“I think that math has always been a true passion of mine. It’s something that I really enjoy; it makes me really happy,” says Billington. “The possibility of combining that with my love of medicine is something that I couldn’t turn down—taking patients and helping them get better through engineering.”
Though Billington always wanted to practice medicine, she initially followed her passion for solving mathematical equations to earn bachelor’s and master’s degrees in biomedical engineering from Cornell University. She then decided to return home to the Tampa Bay area and enrolled at the USF Health Morsani College of Medicine.
“Of course I want to help people, but you can help people in a variety of different ways. My dad is a police officer; he helps people. My mom is a teacher; she helps people,” Billington says.
“But I think the reason that I was so drawn to medicine is because the human body is very much like a machine, just like in engineering. I was drawn to the mathematics of medicine and I think that there is a lot related between the two fields.”
Billington celebrates on match day with U.S. Rep. Kathy Castor. Photo by Eric Younghans | USF Health
In the spring, just before receiving her medical degree, Billington was selected for residency at the USF Health Morsani College of Medicine. The match was ideal, allowing her to continue her research in the plastic surgery field and develop healing techniques.
“One of the things that I really like about plastic surgery is that it’s tangible; you can see your work immediately. It’s the only area of surgery where you get to see your results,” Billington says. She sees incredible potential in the reconstructive aspect of treating pressure sores.
“I think that the majority of what you spend your time doing in the third year of medical school is problem solving, and that goes hand in hand with what an engineer does. You approach a problem—you try to figure out all of the parameters involved and different solutions. Sometimes it’s not the easiest path; you have to think outside the box. To me, the two fields blend together very nicely.”

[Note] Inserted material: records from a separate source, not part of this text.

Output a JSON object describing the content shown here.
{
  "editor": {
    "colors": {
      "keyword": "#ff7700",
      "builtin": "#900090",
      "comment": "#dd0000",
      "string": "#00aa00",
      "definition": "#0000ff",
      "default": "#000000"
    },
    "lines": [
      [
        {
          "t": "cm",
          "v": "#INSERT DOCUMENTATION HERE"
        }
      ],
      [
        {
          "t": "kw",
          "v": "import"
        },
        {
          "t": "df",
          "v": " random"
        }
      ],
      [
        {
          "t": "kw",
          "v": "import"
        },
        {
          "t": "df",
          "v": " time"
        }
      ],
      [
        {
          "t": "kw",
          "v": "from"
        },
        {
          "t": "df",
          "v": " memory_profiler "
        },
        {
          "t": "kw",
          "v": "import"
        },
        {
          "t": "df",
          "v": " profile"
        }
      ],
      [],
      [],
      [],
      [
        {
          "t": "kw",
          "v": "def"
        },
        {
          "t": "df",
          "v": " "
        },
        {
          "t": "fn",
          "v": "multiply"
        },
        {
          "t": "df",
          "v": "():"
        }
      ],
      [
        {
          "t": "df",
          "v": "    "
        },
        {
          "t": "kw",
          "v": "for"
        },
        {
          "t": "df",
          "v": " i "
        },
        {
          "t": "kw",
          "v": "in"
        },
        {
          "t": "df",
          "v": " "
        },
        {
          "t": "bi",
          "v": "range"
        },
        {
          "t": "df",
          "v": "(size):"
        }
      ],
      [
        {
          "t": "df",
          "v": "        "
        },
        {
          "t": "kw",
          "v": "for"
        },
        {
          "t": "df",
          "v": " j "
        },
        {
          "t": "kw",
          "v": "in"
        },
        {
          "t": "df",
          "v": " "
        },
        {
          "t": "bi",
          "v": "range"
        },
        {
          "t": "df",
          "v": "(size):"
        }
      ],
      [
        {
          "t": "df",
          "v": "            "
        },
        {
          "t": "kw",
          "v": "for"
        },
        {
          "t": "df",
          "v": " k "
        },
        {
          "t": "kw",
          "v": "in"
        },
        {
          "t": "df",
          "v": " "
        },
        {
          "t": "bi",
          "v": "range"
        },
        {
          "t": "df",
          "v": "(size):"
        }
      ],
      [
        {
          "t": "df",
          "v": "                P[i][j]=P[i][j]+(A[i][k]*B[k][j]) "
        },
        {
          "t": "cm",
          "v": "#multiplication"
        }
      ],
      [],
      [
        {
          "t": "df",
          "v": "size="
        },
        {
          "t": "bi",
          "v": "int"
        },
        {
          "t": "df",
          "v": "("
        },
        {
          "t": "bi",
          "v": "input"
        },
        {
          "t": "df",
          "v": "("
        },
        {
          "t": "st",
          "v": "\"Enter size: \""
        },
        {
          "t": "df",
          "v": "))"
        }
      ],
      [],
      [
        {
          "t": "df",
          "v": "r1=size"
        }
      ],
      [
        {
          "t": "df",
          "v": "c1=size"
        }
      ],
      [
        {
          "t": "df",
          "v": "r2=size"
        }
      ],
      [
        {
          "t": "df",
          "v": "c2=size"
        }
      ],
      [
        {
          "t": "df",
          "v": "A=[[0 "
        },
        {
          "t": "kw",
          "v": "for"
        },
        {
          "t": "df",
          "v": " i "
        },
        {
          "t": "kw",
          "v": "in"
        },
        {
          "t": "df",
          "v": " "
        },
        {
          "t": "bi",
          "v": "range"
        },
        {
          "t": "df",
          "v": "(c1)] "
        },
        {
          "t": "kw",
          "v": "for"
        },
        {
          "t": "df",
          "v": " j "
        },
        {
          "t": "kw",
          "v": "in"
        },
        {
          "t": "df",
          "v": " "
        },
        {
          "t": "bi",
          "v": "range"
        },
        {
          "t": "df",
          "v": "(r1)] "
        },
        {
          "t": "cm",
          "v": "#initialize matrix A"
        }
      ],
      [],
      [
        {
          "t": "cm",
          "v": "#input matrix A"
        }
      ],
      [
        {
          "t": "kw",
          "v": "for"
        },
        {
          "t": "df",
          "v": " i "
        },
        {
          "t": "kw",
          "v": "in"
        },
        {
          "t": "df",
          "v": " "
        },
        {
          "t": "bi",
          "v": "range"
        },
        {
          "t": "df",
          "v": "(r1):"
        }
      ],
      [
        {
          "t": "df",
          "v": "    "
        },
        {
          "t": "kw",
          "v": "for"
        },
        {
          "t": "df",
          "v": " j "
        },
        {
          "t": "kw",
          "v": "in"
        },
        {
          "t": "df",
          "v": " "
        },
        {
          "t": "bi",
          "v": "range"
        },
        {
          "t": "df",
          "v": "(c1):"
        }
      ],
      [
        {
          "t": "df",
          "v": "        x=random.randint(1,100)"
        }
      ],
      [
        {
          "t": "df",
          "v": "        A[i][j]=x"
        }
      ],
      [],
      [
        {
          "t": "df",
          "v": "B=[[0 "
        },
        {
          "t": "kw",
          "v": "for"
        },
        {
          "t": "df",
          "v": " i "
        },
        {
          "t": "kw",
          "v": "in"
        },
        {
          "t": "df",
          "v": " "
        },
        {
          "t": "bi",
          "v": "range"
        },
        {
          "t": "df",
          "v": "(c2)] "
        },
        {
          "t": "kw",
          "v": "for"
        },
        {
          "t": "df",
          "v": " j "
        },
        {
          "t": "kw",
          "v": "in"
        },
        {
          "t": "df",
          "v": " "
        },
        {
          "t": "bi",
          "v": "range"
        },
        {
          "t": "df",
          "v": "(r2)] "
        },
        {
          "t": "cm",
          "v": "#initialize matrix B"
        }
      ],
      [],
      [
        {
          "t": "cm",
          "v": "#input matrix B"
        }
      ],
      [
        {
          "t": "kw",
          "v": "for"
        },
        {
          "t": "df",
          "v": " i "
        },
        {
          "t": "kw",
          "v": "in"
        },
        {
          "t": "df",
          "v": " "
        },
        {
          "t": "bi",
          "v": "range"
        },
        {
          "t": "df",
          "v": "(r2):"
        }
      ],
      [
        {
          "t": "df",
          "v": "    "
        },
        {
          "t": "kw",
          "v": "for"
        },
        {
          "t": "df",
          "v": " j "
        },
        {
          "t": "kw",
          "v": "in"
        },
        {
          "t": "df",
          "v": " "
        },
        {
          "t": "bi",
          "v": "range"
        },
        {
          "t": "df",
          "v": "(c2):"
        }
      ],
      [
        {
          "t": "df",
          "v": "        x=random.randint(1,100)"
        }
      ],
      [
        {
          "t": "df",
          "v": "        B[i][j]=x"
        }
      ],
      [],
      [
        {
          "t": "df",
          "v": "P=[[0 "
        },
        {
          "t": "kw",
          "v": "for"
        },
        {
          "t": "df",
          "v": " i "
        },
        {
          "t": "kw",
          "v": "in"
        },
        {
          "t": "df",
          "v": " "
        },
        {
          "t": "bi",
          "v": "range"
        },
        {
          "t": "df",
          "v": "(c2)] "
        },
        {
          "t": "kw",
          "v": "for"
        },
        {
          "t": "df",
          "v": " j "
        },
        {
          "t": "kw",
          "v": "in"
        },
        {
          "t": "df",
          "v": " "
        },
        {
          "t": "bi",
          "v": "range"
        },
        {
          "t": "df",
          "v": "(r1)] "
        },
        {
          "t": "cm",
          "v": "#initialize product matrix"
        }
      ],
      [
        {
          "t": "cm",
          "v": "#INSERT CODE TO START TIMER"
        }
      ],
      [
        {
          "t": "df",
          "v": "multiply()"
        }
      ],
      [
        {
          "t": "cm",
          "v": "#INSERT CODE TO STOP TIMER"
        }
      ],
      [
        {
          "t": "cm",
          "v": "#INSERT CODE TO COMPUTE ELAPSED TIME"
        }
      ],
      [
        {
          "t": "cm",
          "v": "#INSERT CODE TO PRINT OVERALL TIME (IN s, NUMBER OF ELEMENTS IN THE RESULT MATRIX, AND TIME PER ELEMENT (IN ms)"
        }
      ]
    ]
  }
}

Billington will be in residency for the next six years, continuing her research and work with pressure sores as she rotates through five Bay Area hospitals.
Billington’s leadership is not limited to her groundbreaking research. In 2012, she received the Leadership Award for Excellence in Medicine from the American Medical Association for her work on graduate medical education advocacy. She was one of only 30 students, medical residents, fellows and young physicians across the country to receive the honor.
Billington was also president and vice president of the USF Medical Student Council and created the “Leadership in Medicine Lecture Series,” bringing notable speakers to campus—including the Florida Surgeon General.
Billington advocates on the amount of student residency programs in the state. Photo by Eric Younghans | USF Health
Continuing her advocacy on behalf of graduate medical students, Billington traveled to Washington, D.C., in 2013 to speak to Congress, requesting that the number of student residency positions reflects the number of physicians needed in an impending doctor shortage nationally, especially in the state of Florida.
In August, Billington will receive her doctorate in engineering, completing both of her degree tracks. As she begins the next chapter of her career as a resident in plastic surgery, Billington has no plans to slow down.
“The research started as an interesting question I wanted to answer,” Billington says. “Since then, a family member and close friend have been diagnosed with neurological disorders. Now I see my work as a lifelong passion.”
Billington intends to continue her research in pressure sore mapping, collaborating with medical students at USF to build on the algorithm and previous studies, as well as her efforts to help future medical students to secure a residency position.
“The community of USF and Tampa Bay really supported my research efforts and are a large contributor to why I ranked USF number one on my residency match list,” says Billington. “Wherever life takes me, I’ll always be a USF Bull.”
Katy Hennig is a multimedia journalist for USF News.